1966 Goal posts offset from the goal line, painted bright yellow, and with uprights 20 feet above the crossbar were made standard in the NFL.
1967 "sling-shot" goal posts (with one curved support from the ground) were made standard in the NFL.
1974 The goal posts were moved from the goal line to the end lines and the uprights would be extended to 30 feet above the crossbar in an effort to decrease the number of field goals.
2005 The NFL granted a special exception to New Orleans for the year, allowing them to use offset goalposts in addition to the league standard slingshot goalposts… this was necessitated when they had to play some of their home games at LSU following Hurricane Katrina.
2008 Field goal attempts that bounce off the goal post became reviewable under instant replay (courtesy of the previous season’s game tying FG by Phil Dawson for Cleveland against Baltimore).
Of those changes, the sling-shot design was probably the the most significant. Since the ancient Chinese had first used two bamboo poles in their game of Tsu Chu (or Cuju), goal post design remained essentially unchanged for 4000 years - two posts with either netting or a cross bar strung between them, depending on one's game of choice. That finally changed after Joel Rottman was contemplating his silverware:

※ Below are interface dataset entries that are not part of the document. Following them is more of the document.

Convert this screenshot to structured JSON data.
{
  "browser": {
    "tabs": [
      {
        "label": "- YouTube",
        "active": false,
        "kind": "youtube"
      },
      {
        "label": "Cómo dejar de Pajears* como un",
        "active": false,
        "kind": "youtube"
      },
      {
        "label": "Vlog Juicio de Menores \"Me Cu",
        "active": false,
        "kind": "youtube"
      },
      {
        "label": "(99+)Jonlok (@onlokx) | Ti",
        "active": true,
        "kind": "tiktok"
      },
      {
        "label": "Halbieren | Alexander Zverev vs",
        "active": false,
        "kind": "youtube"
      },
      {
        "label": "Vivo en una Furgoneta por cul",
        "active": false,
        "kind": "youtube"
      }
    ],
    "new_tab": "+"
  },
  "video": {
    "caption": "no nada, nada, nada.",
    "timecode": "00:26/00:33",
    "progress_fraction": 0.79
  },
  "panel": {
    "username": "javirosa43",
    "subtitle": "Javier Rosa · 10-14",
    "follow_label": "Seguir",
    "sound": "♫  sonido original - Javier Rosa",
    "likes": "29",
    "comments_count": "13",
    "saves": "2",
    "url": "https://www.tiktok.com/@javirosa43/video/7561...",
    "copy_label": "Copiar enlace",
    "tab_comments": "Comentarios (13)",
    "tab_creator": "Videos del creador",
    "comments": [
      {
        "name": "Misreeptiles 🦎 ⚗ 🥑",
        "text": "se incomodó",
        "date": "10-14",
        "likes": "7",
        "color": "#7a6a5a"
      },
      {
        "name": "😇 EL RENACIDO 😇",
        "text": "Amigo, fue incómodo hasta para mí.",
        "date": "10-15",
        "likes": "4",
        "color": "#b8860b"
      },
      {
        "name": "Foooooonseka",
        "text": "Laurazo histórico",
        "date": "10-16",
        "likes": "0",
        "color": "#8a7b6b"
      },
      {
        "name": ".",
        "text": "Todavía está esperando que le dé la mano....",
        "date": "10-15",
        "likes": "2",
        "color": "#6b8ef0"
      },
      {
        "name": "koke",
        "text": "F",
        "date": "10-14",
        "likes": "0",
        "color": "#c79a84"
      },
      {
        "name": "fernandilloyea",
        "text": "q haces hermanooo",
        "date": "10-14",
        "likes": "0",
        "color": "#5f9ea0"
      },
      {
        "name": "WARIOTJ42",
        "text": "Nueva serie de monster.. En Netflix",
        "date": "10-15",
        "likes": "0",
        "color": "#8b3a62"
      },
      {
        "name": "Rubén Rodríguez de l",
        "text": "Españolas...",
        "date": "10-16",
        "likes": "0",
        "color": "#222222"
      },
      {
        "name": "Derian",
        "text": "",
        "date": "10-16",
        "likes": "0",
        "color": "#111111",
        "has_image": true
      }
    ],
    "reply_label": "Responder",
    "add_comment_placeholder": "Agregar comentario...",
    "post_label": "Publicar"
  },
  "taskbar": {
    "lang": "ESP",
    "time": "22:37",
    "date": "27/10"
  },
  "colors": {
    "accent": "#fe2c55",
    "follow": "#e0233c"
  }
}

"I was having lunch eating a steak in the Queen Elizabeth hotel in Montreal with then Alouettes coach Jim Trimble and Jack Rabinovich, who originated skateboards in Canada.They were talking skateboards, and I was mad I couldn't get a word in about the football team. I had a fork in my hand, turned to Jim, and said, 'Did you ever hear of a one-legged goal post?' He said, 'Are you crazy?' ''

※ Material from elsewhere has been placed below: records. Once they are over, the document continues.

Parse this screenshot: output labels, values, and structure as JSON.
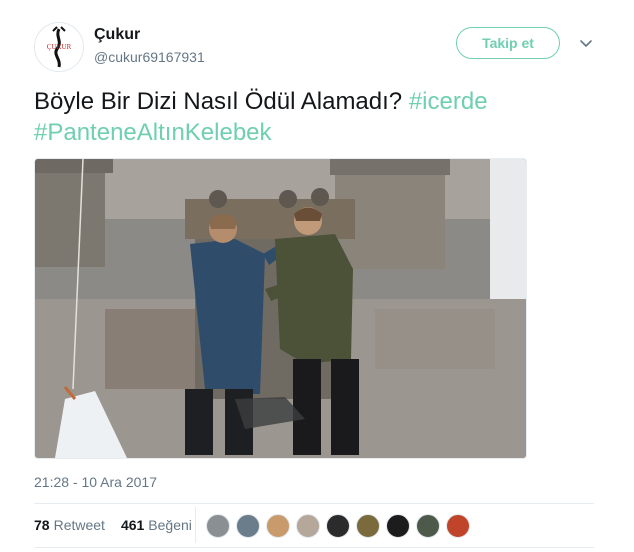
{
  "author": {
    "name": "Çukur",
    "handle": "@cukur69167931",
    "avatar_logo_text": "ÇUKUR"
  },
  "follow_button": {
    "label": "Takip et"
  },
  "tweet": {
    "text": "Böyle Bir Dizi Nasıl Ödül Alamadı?",
    "hashtags": [
      "#icerde",
      "#PanteneAltınKelebek"
    ]
  },
  "timestamp": "21:28 - 10 Ara 2017",
  "stats": {
    "retweets": {
      "count": "78",
      "label": "Retweet"
    },
    "likes": {
      "count": "461",
      "label": "Beğeni"
    }
  },
  "likers": [
    {
      "color": "#8a8f94"
    },
    {
      "color": "#6b7c8a"
    },
    {
      "color": "#c99a6b"
    },
    {
      "color": "#b5a79a"
    },
    {
      "color": "#2b2b2b"
    },
    {
      "color": "#7a6a3c"
    },
    {
      "color": "#1c1c1c"
    },
    {
      "color": "#4d5a4a"
    },
    {
      "color": "#c0442a"
    }
  ],
  "colors": {
    "accent": "#6fcfb0",
    "text_primary": "#14171a",
    "text_secondary": "#657786",
    "border": "#e6ecf0"
  }
}
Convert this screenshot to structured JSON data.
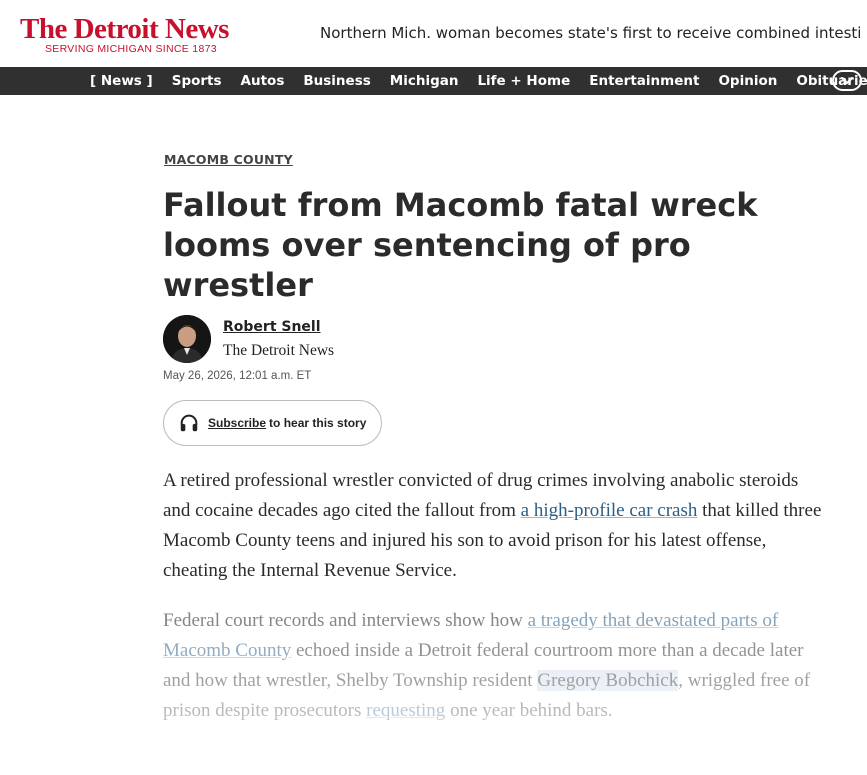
{
  "masthead": {
    "logo_title": "The Detroit News",
    "logo_tagline": "SERVING MICHIGAN SINCE 1873",
    "ticker_text": "Northern Mich. woman becomes state's first to receive combined intesti"
  },
  "nav": {
    "items": [
      {
        "label": "News",
        "active": true
      },
      {
        "label": "Sports"
      },
      {
        "label": "Autos"
      },
      {
        "label": "Business"
      },
      {
        "label": "Michigan"
      },
      {
        "label": "Life + Home"
      },
      {
        "label": "Entertainment"
      },
      {
        "label": "Opinion"
      },
      {
        "label": "Obituaries"
      }
    ],
    "toggle_icon": "chevron-down-icon",
    "bracket_open": "[",
    "bracket_close": "]"
  },
  "article": {
    "section": "MACOMB COUNTY",
    "headline": "Fallout from Macomb fatal wreck looms over sentencing of pro wrestler",
    "author_name": "Robert Snell",
    "author_org": "The Detroit News",
    "dateline": "May 26, 2026, 12:01 a.m. ET",
    "subscribe_link": "Subscribe",
    "subscribe_rest": "to hear this story",
    "p1_a": "A retired professional wrestler convicted of drug crimes involving anabolic steroids and cocaine decades ago cited the fallout from ",
    "p1_link": "a high-profile car crash",
    "p1_b": " that killed three Macomb County teens and injured his son to avoid prison for his latest offense, cheating the Internal Revenue Service.",
    "p2_a": "Federal court records and interviews show how ",
    "p2_link1": "a tragedy that devastated parts of Macomb County",
    "p2_b": " echoed inside a Detroit federal courtroom more than a decade later and how that wrestler, Shelby Township resident ",
    "p2_highlight": "Gregory Bobchick",
    "p2_c": ", wriggled free of prison despite prosecutors ",
    "p2_link2": "requesting",
    "p2_d": " one year behind bars."
  },
  "colors": {
    "brand": "#c8102e",
    "nav_bg": "#303030",
    "link": "#2a5e87"
  }
}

After having developed a prototype successfully utilized in the Orange Bowl, Rottman proceeded to sell his invention the the NFL:
"There was a fellow in the lobby with these orange pylons, but [commissioner Pete] Rozelle wanted to see the goal-post guy first. He said, 'Oh, God, we've had a committee working on this thing for three years and want to put it back from the goal line to the end line. You show me a picture with 20-foot uprights instead of 10 and I'll give you a list of all the owner's names.' ''